What is needed is an exact copy of the entries below, with every picture left out.
═══ Dataset entries
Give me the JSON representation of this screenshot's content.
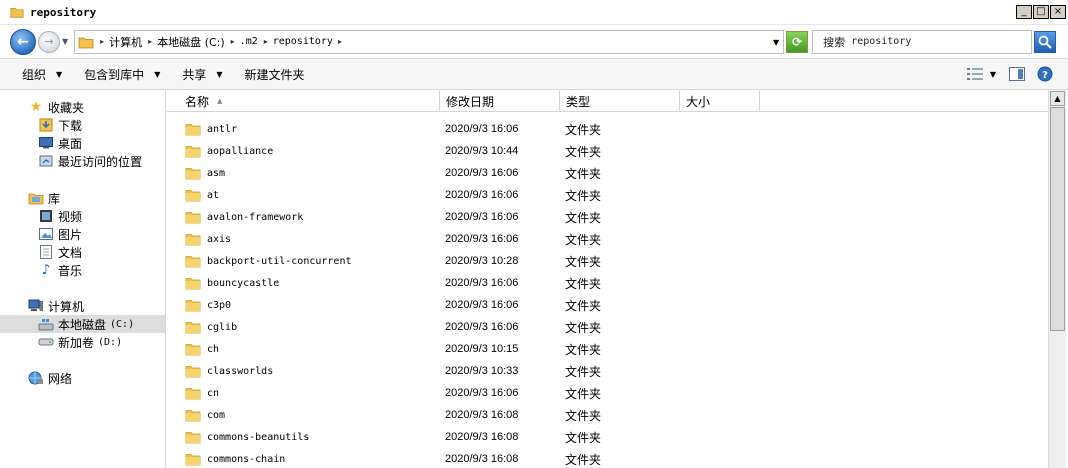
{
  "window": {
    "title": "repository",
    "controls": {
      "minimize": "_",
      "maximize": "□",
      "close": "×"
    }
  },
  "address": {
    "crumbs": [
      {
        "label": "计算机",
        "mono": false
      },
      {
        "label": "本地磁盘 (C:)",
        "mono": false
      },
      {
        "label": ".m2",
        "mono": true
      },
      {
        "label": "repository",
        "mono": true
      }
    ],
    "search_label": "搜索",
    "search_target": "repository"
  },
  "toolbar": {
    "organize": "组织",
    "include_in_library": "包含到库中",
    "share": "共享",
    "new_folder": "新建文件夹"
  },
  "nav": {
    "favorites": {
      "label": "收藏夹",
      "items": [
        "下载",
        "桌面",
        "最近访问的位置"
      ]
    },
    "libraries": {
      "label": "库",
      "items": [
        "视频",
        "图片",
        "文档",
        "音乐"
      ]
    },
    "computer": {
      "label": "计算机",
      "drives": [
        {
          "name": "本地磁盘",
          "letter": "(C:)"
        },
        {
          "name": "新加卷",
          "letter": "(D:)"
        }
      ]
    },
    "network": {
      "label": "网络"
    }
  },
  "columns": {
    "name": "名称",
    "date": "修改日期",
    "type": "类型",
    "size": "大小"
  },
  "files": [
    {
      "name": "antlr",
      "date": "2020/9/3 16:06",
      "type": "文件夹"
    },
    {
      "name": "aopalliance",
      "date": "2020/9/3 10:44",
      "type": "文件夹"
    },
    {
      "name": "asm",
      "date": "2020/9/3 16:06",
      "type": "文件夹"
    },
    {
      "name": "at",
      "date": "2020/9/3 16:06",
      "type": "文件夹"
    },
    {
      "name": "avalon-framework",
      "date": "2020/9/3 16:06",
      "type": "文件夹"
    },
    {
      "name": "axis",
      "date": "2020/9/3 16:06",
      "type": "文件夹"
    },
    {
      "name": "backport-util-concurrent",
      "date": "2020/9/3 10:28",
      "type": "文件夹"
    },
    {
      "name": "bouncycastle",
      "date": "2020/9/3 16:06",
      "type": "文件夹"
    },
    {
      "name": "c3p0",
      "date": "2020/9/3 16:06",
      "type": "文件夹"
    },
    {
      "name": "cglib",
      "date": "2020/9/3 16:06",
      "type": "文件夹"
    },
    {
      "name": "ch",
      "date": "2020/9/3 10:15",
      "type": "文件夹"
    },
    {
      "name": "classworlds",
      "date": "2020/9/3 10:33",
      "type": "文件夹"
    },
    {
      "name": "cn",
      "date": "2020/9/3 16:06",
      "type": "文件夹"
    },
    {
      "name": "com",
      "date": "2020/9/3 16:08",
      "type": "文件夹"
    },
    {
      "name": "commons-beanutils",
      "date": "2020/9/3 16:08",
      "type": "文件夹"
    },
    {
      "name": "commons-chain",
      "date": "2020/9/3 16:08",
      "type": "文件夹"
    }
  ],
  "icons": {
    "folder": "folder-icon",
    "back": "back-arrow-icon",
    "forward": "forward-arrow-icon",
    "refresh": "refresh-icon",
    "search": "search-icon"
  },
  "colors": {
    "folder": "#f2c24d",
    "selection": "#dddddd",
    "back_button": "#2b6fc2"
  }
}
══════
Solution below:
Give me the JSON representation of this screenshot's content.
{
  "window": {
    "title": "repository",
    "controls": {
      "minimize": "_",
      "maximize": "□",
      "close": "×"
    }
  },
  "address": {
    "crumbs": [
      {
        "label": "计算机",
        "mono": false
      },
      {
        "label": "本地磁盘 (C:)",
        "mono": false
      },
      {
        "label": ".m2",
        "mono": true
      },
      {
        "label": "repository",
        "mono": true
      }
    ],
    "search_label": "搜索",
    "search_target": "repository"
  },
  "toolbar": {
    "organize": "组织",
    "include_in_library": "包含到库中",
    "share": "共享",
    "new_folder": "新建文件夹"
  },
  "nav": {
    "favorites": {
      "label": "收藏夹",
      "items": [
        "下载",
        "桌面",
        "最近访问的位置"
      ]
    },
    "libraries": {
      "label": "库",
      "items": [
        "视频",
        "图片",
        "文档",
        "音乐"
      ]
    },
    "computer": {
      "label": "计算机",
      "drives": [
        {
          "name": "本地磁盘",
          "letter": "(C:)"
        },
        {
          "name": "新加卷",
          "letter": "(D:)"
        }
      ]
    },
    "network": {
      "label": "网络"
    }
  },
  "columns": {
    "name": "名称",
    "date": "修改日期",
    "type": "类型",
    "size": "大小"
  },
  "files": [
    {
      "name": "antlr",
      "date": "2020/9/3 16:06",
      "type": "文件夹"
    },
    {
      "name": "aopalliance",
      "date": "2020/9/3 10:44",
      "type": "文件夹"
    },
    {
      "name": "asm",
      "date": "2020/9/3 16:06",
      "type": "文件夹"
    },
    {
      "name": "at",
      "date": "2020/9/3 16:06",
      "type": "文件夹"
    },
    {
      "name": "avalon-framework",
      "date": "2020/9/3 16:06",
      "type": "文件夹"
    },
    {
      "name": "axis",
      "date": "2020/9/3 16:06",
      "type": "文件夹"
    },
    {
      "name": "backport-util-concurrent",
      "date": "2020/9/3 10:28",
      "type": "文件夹"
    },
    {
      "name": "bouncycastle",
      "date": "2020/9/3 16:06",
      "type": "文件夹"
    },
    {
      "name": "c3p0",
      "date": "2020/9/3 16:06",
      "type": "文件夹"
    },
    {
      "name": "cglib",
      "date": "2020/9/3 16:06",
      "type": "文件夹"
    },
    {
      "name": "ch",
      "date": "2020/9/3 10:15",
      "type": "文件夹"
    },
    {
      "name": "classworlds",
      "date": "2020/9/3 10:33",
      "type": "文件夹"
    },
    {
      "name": "cn",
      "date": "2020/9/3 16:06",
      "type": "文件夹"
    },
    {
      "name": "com",
      "date": "2020/9/3 16:08",
      "type": "文件夹"
    },
    {
      "name": "commons-beanutils",
      "date": "2020/9/3 16:08",
      "type": "文件夹"
    },
    {
      "name": "commons-chain",
      "date": "2020/9/3 16:08",
      "type": "文件夹"
    }
  ],
  "icons": {
    "folder": "folder-icon",
    "back": "back-arrow-icon",
    "forward": "forward-arrow-icon",
    "refresh": "refresh-icon",
    "search": "search-icon"
  },
  "colors": {
    "folder": "#f2c24d",
    "selection": "#dddddd",
    "back_button": "#2b6fc2"
  }
}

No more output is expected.